• Extracted information:
::::::::::

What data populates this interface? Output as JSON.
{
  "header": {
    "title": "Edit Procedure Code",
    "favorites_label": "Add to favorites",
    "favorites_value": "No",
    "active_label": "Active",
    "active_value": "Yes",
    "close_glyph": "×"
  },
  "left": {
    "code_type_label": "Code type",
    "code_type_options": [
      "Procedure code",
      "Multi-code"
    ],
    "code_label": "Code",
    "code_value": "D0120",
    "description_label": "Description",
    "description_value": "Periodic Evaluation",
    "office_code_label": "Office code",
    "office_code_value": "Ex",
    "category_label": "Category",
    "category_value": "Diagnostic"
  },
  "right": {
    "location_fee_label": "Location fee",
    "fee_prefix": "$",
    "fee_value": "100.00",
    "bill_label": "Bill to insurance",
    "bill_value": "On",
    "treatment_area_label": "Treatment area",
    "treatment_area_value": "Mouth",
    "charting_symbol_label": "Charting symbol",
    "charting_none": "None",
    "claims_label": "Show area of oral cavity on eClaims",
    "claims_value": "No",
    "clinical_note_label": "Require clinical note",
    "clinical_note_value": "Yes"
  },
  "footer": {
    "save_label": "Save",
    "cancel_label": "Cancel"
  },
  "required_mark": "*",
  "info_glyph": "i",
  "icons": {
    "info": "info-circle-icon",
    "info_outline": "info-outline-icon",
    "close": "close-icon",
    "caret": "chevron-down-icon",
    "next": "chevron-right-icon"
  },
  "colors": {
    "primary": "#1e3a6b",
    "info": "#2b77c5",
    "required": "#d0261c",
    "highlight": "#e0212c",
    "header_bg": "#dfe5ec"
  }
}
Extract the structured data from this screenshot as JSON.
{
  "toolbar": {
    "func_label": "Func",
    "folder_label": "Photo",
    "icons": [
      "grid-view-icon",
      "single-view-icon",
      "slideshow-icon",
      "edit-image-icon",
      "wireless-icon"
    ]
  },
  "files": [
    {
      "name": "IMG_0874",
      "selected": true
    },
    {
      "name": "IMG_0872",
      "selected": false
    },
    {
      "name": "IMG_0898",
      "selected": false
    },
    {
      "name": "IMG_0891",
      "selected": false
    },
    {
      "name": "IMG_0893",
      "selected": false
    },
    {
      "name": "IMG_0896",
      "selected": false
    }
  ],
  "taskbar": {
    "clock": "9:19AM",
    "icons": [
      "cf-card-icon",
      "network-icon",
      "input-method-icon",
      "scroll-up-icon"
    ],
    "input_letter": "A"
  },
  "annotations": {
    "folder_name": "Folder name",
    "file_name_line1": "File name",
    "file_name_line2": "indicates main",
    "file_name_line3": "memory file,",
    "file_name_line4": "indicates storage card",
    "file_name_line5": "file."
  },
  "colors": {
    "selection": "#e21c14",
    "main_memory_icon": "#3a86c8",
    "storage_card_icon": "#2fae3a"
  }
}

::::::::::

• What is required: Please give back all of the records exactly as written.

• Output of the task:
What data populates this interface? Output as JSON.
{
  "header": {
    "title": "Edit Procedure Code",
    "favorites_label": "Add to favorites",
    "favorites_value": "No",
    "active_label": "Active",
    "active_value": "Yes",
    "close_glyph": "×"
  },
  "left": {
    "code_type_label": "Code type",
    "code_type_options": [
      "Procedure code",
      "Multi-code"
    ],
    "code_label": "Code",
    "code_value": "D0120",
    "description_label": "Description",
    "description_value": "Periodic Evaluation",
    "office_code_label": "Office code",
    "office_code_value": "Ex",
    "category_label": "Category",
    "category_value": "Diagnostic"
  },
  "right": {
    "location_fee_label": "Location fee",
    "fee_prefix": "$",
    "fee_value": "100.00",
    "bill_label": "Bill to insurance",
    "bill_value": "On",
    "treatment_area_label": "Treatment area",
    "treatment_area_value": "Mouth",
    "charting_symbol_label": "Charting symbol",
    "charting_none": "None",
    "claims_label": "Show area of oral cavity on eClaims",
    "claims_value": "No",
    "clinical_note_label": "Require clinical note",
    "clinical_note_value": "Yes"
  },
  "footer": {
    "save_label": "Save",
    "cancel_label": "Cancel"
  },
  "required_mark": "*",
  "info_glyph": "i",
  "icons": {
    "info": "info-circle-icon",
    "info_outline": "info-outline-icon",
    "close": "close-icon",
    "caret": "chevron-down-icon",
    "next": "chevron-right-icon"
  },
  "colors": {
    "primary": "#1e3a6b",
    "info": "#2b77c5",
    "required": "#d0261c",
    "highlight": "#e0212c",
    "header_bg": "#dfe5ec"
  }
}
Extract the structured data from this screenshot as JSON.
{
  "toolbar": {
    "func_label": "Func",
    "folder_label": "Photo",
    "icons": [
      "grid-view-icon",
      "single-view-icon",
      "slideshow-icon",
      "edit-image-icon",
      "wireless-icon"
    ]
  },
  "files": [
    {
      "name": "IMG_0874",
      "selected": true
    },
    {
      "name": "IMG_0872",
      "selected": false
    },
    {
      "name": "IMG_0898",
      "selected": false
    },
    {
      "name": "IMG_0891",
      "selected": false
    },
    {
      "name": "IMG_0893",
      "selected": false
    },
    {
      "name": "IMG_0896",
      "selected": false
    }
  ],
  "taskbar": {
    "clock": "9:19AM",
    "icons": [
      "cf-card-icon",
      "network-icon",
      "input-method-icon",
      "scroll-up-icon"
    ],
    "input_letter": "A"
  },
  "annotations": {
    "folder_name": "Folder name",
    "file_name_line1": "File name",
    "file_name_line2": "indicates main",
    "file_name_line3": "memory file,",
    "file_name_line4": "indicates storage card",
    "file_name_line5": "file."
  },
  "colors": {
    "selection": "#e21c14",
    "main_memory_icon": "#3a86c8",
    "storage_card_icon": "#2fae3a"
  }
}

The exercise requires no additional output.